## Task statement
Look through the entries below and show every line containing the word "requires".

## Listed records

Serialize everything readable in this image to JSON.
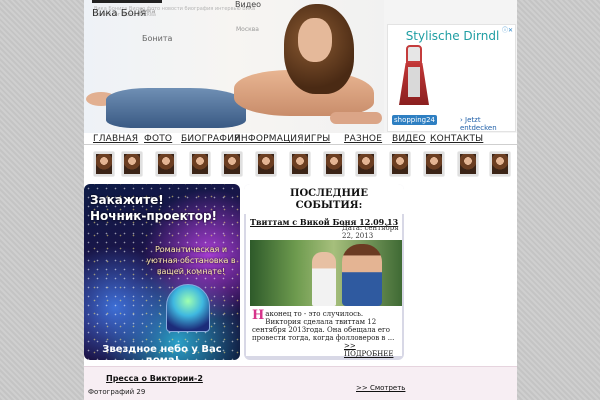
{
  "header": {
    "site_title": "Вика Боня",
    "top_video": "Видео",
    "tag_bonita": "Бонита",
    "tag_cloud": "Вика Бонита Видео фото новости биография интервью Вика Боня блог фото Москва",
    "tag_moscow": "Москва",
    "tag_vika": "Вика"
  },
  "ad": {
    "title": "Stylische Dirndl",
    "badge": "shopping24",
    "link": "Jetzt entdecken",
    "close": "ⓘ✕"
  },
  "nav": {
    "items": [
      "ГЛАВНАЯ",
      "ФОТО",
      "БИОГРАФИЯ",
      "ИНФОРМАЦИЯ",
      "ИГРЫ",
      "РАЗНОЕ",
      "ВИДЕО",
      "КОНТАКТЫ"
    ]
  },
  "banner": {
    "title_line1": "Закажите!",
    "title_line2": "Ночник-проектор!",
    "subtitle": "Романтическая и уютная обстановка в вашей комнате!",
    "bottom": "Звездное небо у Вас дома!"
  },
  "events": {
    "heading_line1": "ПОСЛЕДНИЕ",
    "heading_line2": "СОБЫТИЯ:",
    "news_title": "Твиттам с Викой Боня 12.09.13",
    "news_date": "Дата: сентября 22, 2013",
    "news_drop": "Н",
    "news_text": "аконец то - это случилось. Виктория сделала твиттам 12 сентября 2013года. Она обещала его провести тогда, когда фолловеров в ...",
    "more": ">> ПОДРОБНЕЕ"
  },
  "press": {
    "link": "Пресса о Виктории-2",
    "watch": ">> Смотреть",
    "count": "Фотографий 29"
  },
  "colors": {
    "ad_title": "#1f9ea3",
    "drop_cap": "#d6338a",
    "events_bg": "#d8d8e6",
    "press_bg": "#f7eef3"
  }
}
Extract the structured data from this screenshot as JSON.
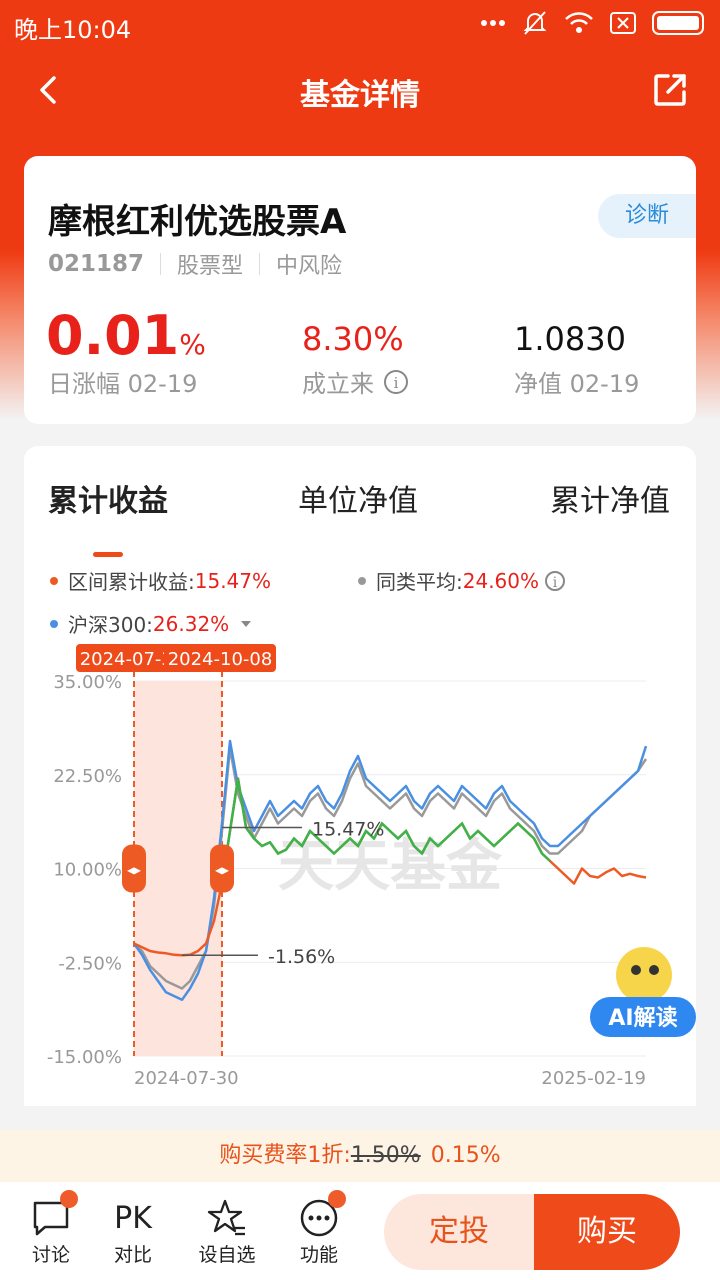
{
  "status": {
    "time": "晚上10:04"
  },
  "nav": {
    "title": "基金详情"
  },
  "fund": {
    "name": "摩根红利优选股票A",
    "code": "021187",
    "type": "股票型",
    "risk": "中风险",
    "diagnose": "诊断",
    "daily_change": "0.01",
    "daily_change_unit": "%",
    "daily_change_label": "日涨幅 02-19",
    "since_inception": "8.30%",
    "since_inception_label": "成立来",
    "nav_value": "1.0830",
    "nav_label": "净值 02-19"
  },
  "tabs": [
    "累计收益",
    "单位净值",
    "累计净值"
  ],
  "legend": {
    "fund_label": "区间累计收益:",
    "fund_value": "15.47%",
    "peer_label": "同类平均:",
    "peer_value": "24.60%",
    "index_label": "沪深300:",
    "index_value": "26.32%"
  },
  "range_tags": {
    "start": "2024-07-30",
    "end": "2024-10-08"
  },
  "watermark": "天天基金",
  "ai_label": "AI解读",
  "colors": {
    "primary": "#ee3a12",
    "fund": "#ee5a24",
    "peer": "#999999",
    "index": "#4a90e2",
    "highlight": "#39b54a"
  },
  "chart_data": {
    "type": "line",
    "x_labels": [
      "2024-07-30",
      "2025-02-19"
    ],
    "yticks": [
      "35.00%",
      "22.50%",
      "10.00%",
      "-2.50%",
      "-15.00%"
    ],
    "ylim": [
      -15,
      35
    ],
    "annotations": [
      "15.47%",
      "-1.56%"
    ],
    "series": [
      {
        "name": "区间累计收益",
        "values": [
          0,
          -0.5,
          -1,
          -1.2,
          -1.3,
          -1.5,
          -1.56,
          -1.5,
          -1,
          0,
          3,
          8,
          15,
          22,
          15.47,
          14,
          13,
          13.5,
          12,
          12.5,
          14,
          13,
          15,
          14,
          13,
          12,
          13,
          14,
          13,
          15,
          14,
          16,
          15,
          14,
          15,
          13,
          12,
          14,
          13,
          14,
          15,
          16,
          14,
          15,
          14,
          13,
          14,
          15,
          16,
          15,
          14,
          12,
          11,
          10,
          9,
          8,
          10,
          9,
          8.8,
          9.5,
          10,
          9,
          9.3,
          9,
          8.8
        ]
      },
      {
        "name": "同类平均",
        "values": [
          0,
          -1,
          -3,
          -4,
          -5,
          -5.5,
          -6,
          -5,
          -3,
          -1,
          5,
          15,
          26,
          20,
          17,
          14,
          16,
          18,
          16,
          17,
          18,
          17,
          19,
          20,
          18,
          17,
          19,
          22,
          24,
          21,
          20,
          19,
          18,
          19,
          20,
          18,
          17,
          19,
          20,
          19,
          18,
          20,
          19,
          18,
          17,
          19,
          20,
          18,
          17,
          16,
          15,
          13,
          12,
          12,
          13,
          14,
          15,
          17,
          18,
          19,
          20,
          21,
          22,
          23,
          24.6
        ]
      },
      {
        "name": "沪深300",
        "values": [
          0,
          -1.5,
          -3.5,
          -5,
          -6.5,
          -7,
          -7.5,
          -6,
          -4,
          -1,
          6,
          16,
          27,
          21,
          18,
          15,
          17,
          19,
          17,
          18,
          19,
          18,
          20,
          21,
          19,
          18,
          20,
          23,
          25,
          22,
          21,
          20,
          19,
          20,
          21,
          19,
          18,
          20,
          21,
          20,
          19,
          21,
          20,
          19,
          18,
          20,
          21,
          19,
          18,
          17,
          16,
          14,
          13,
          13,
          14,
          15,
          16,
          17,
          18,
          19,
          20,
          21,
          22,
          23,
          26.32
        ]
      }
    ]
  },
  "fee": {
    "label": "购买费率1折:",
    "original": "1.50%",
    "discount": "0.15%"
  },
  "bottom": {
    "items": [
      "讨论",
      "PK",
      "对比",
      "设自选",
      "功能"
    ],
    "dingtou": "定投",
    "buy": "购买"
  }
}
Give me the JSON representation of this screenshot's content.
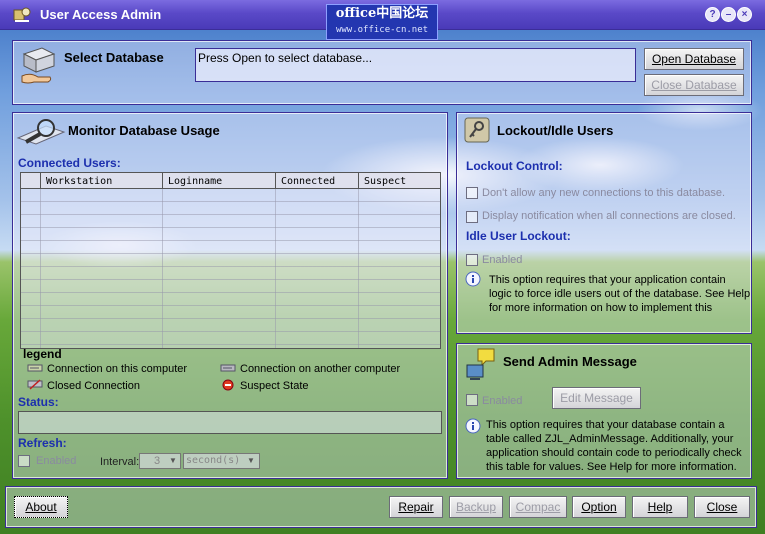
{
  "window": {
    "title": "User Access Admin",
    "controls": {
      "help": "?",
      "minimize": "–",
      "close": "×"
    }
  },
  "watermark": {
    "line1": "office中国论坛",
    "line2": "www.office-cn.net"
  },
  "select_database": {
    "title": "Select Database",
    "path_placeholder": "Press Open to select database...",
    "open_label": "Open Database",
    "close_label": "Close Database"
  },
  "monitor": {
    "title": "Monitor Database Usage",
    "connected_users_label": "Connected Users:",
    "columns": [
      "Workstation",
      "Loginname",
      "Connected",
      "Suspect"
    ],
    "legend": {
      "title": "legend",
      "items": [
        "Connection on this computer",
        "Connection on another computer",
        "Closed Connection",
        "Suspect State"
      ]
    },
    "status_label": "Status:",
    "refresh_label": "Refresh:",
    "refresh_enabled_label": "Enabled",
    "interval_label": "Interval:",
    "interval_value": "3",
    "interval_unit": "second(s)"
  },
  "lockout": {
    "title": "Lockout/Idle Users",
    "lockout_control_label": "Lockout Control:",
    "no_new_connections": "Don't allow any new connections to this database.",
    "display_notification": "Display notification when all connections are closed.",
    "idle_label": "Idle User Lockout:",
    "idle_enabled": "Enabled",
    "info": "This option requires that your application contain logic to force idle users out of the database. See Help for more information on how to implement this functionality."
  },
  "admin_message": {
    "title": "Send Admin Message",
    "enabled_label": "Enabled",
    "edit_label": "Edit Message",
    "info": "This option requires that your database contain a table called ZJL_AdminMessage. Additionally, your application should contain code to periodically check this table for values. See Help for more information."
  },
  "footer": {
    "about": "About",
    "repair": "Repair",
    "backup": "Backup",
    "compact": "Compac",
    "option": "Option",
    "help": "Help",
    "close": "Close"
  },
  "colors": {
    "panel_border": "#3a2d96",
    "section_label": "#1c2fae",
    "titlebar": "#5a49c8"
  }
}
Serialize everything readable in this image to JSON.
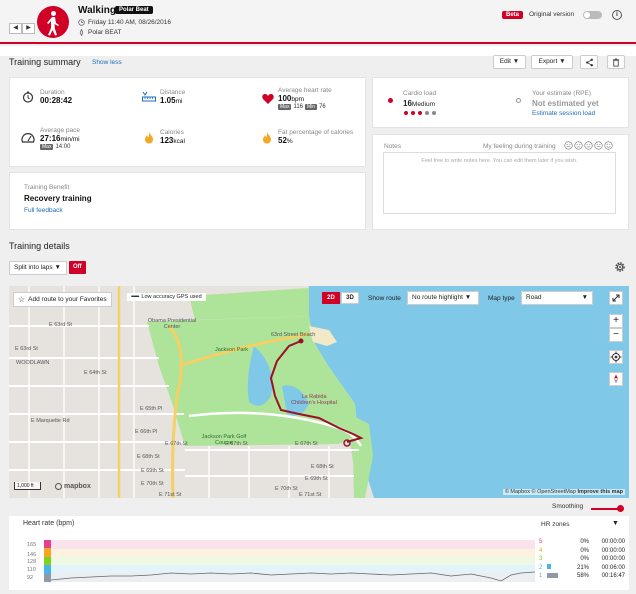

## Answer space
    "info": "This option requires that your application contain logic to force idle users out of the database. See Help for more information on how to implement this functionality."
    "info": "This option requires that your database contain a table called ZJL_AdminMessage. Additionally, your application should contain code to periodically check this table for values. See Help for more information."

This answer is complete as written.